• DATASET RECORDS:
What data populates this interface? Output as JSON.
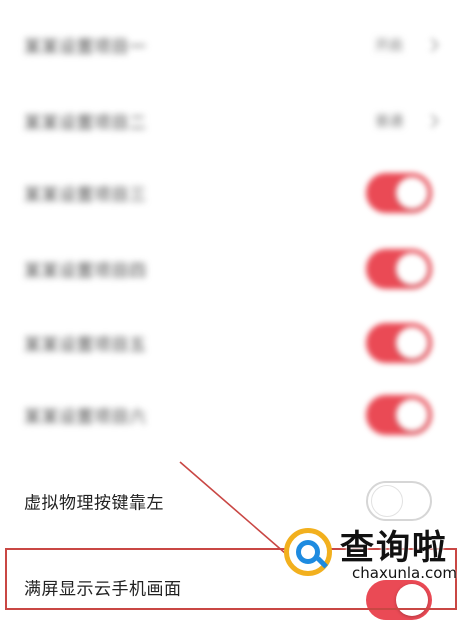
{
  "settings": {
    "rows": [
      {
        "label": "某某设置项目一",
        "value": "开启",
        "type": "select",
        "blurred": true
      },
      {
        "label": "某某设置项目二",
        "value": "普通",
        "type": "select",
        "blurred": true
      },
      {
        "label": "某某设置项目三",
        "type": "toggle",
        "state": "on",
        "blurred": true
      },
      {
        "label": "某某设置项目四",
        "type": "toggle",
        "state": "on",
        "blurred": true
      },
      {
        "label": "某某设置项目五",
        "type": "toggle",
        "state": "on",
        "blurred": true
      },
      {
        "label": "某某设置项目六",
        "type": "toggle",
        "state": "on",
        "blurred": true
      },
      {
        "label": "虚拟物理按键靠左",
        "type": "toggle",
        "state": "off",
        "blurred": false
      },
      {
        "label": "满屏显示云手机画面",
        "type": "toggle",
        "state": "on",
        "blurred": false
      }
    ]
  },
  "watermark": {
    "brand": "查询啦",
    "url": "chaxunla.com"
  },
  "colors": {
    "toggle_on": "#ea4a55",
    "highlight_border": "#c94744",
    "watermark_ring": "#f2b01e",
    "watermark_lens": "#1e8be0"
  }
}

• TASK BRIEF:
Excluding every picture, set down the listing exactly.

• WORKED SOLUTION:
What data populates this interface? Output as JSON.
{
  "settings": {
    "rows": [
      {
        "label": "某某设置项目一",
        "value": "开启",
        "type": "select",
        "blurred": true
      },
      {
        "label": "某某设置项目二",
        "value": "普通",
        "type": "select",
        "blurred": true
      },
      {
        "label": "某某设置项目三",
        "type": "toggle",
        "state": "on",
        "blurred": true
      },
      {
        "label": "某某设置项目四",
        "type": "toggle",
        "state": "on",
        "blurred": true
      },
      {
        "label": "某某设置项目五",
        "type": "toggle",
        "state": "on",
        "blurred": true
      },
      {
        "label": "某某设置项目六",
        "type": "toggle",
        "state": "on",
        "blurred": true
      },
      {
        "label": "虚拟物理按键靠左",
        "type": "toggle",
        "state": "off",
        "blurred": false
      },
      {
        "label": "满屏显示云手机画面",
        "type": "toggle",
        "state": "on",
        "blurred": false
      }
    ]
  },
  "watermark": {
    "brand": "查询啦",
    "url": "chaxunla.com"
  },
  "colors": {
    "toggle_on": "#ea4a55",
    "highlight_border": "#c94744",
    "watermark_ring": "#f2b01e",
    "watermark_lens": "#1e8be0"
  }
}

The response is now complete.